It is a lot like The Namesake, in that D'Souza and Lahiri both focus on squeezing about forty years of events into 150 pages, and thus the stories of the families themselves seem a bit surface-level; timeline rather than narrative. This happened, then this, then this. Unlike Lahiri, D'Souza presumes omniscience and tells the history not through the viewpoint of himself as his parents' son (this isn't a second-gen coming of age story; in fact, D'Souza's role in his own family narrative is tangential), but as a sort of floating narrator who attempts to portray everyone's motives and flaws honestly and equally.

The result is a depiction of characters both sympathetic and slightly repelling. Without giving too much away, it becomes clear that this unhappy family is unhappy in its own way because at the very start, the union of husband and wife was built on a double bait-and-switch; Denise, the white woman who travels to India via the Peace Corps to escape a childhood of poverty and abuse, and who wants more than anything to stay in the country where she first achieves a sense of agency and purpose, marries Lawrence assuming he is her ticket to an Indian passport; while Lawrence, who knows full well that he is using Denise to get to America (he and his parents conspire to make her life in India so miserable that she will begin to yearn for the comforts of the US), moves them both to Chicago only to find that Denise comes from a family of white trash and that he has, without knowing it, "married below his caste."
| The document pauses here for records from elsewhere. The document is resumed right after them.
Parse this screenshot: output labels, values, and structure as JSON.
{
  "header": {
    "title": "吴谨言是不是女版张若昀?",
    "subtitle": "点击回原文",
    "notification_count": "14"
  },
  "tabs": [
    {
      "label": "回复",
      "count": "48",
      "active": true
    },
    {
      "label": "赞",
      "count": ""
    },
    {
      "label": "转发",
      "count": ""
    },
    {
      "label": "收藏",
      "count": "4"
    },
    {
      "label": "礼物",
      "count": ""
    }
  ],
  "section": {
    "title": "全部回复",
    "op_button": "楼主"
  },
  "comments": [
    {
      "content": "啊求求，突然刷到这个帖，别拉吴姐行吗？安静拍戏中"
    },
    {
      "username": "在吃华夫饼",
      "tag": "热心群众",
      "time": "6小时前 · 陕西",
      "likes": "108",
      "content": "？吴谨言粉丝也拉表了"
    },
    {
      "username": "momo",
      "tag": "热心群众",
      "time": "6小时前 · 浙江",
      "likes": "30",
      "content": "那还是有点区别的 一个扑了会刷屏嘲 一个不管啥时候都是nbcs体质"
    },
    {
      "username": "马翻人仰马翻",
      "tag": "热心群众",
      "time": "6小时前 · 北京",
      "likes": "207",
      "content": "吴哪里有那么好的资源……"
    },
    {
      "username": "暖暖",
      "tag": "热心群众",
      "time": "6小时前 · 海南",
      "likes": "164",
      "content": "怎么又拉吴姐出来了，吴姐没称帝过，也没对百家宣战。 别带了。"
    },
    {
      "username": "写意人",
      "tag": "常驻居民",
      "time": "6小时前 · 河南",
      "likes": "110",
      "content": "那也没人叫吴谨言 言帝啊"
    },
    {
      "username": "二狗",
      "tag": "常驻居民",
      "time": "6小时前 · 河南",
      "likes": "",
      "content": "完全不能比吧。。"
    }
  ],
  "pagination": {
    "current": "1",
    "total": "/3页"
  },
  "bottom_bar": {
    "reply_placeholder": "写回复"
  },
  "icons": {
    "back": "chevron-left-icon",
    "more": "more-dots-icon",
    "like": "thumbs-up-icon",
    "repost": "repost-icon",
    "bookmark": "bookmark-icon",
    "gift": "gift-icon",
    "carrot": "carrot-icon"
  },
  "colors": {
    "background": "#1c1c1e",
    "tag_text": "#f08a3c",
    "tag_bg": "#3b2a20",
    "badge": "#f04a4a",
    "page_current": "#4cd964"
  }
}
And then there's Lawrence's brother Samuel, whose visa Denise sponsors and who becomes the only person in her life to appreciate her for who she is. This kind of story is guaranteed a happy ending.

The characters in The Konkans are all searching for identities, and it is telling that the character who is most comfortable with his identity is neither the American wife wanting to raise an Indian family nor the Indian husband wanting to raise an American family, but Sam, the brother, who attempts -- and achieves -- a hybrid of both worlds. (That is, until Sam's father sends a letter telling Sam that a bride is waiting for him back in India.) We don't know enough about D'Souza's character to know where he fit into this family story (he ends his family narrative while his character is still a child), or how he built his own identity between the warring impulses of his parents, but -- as Ultrabrown notes -- he has already written about this subject in other novels and articles.

So. Would I recommend? I suppose my initial response is "sure, why not," but at the same time... well... let's put it this way. There are much better books out there, and better memoirs, and better discussions of cultural identity; but no other book with this particular combination of characters. That's the reason to pick it up and give it a try.

1 comment:

chachaji said...

Nice review, Blue! I was looking up reviews that other people had done, to link them to mine. But yours was from back in February!

Mine is here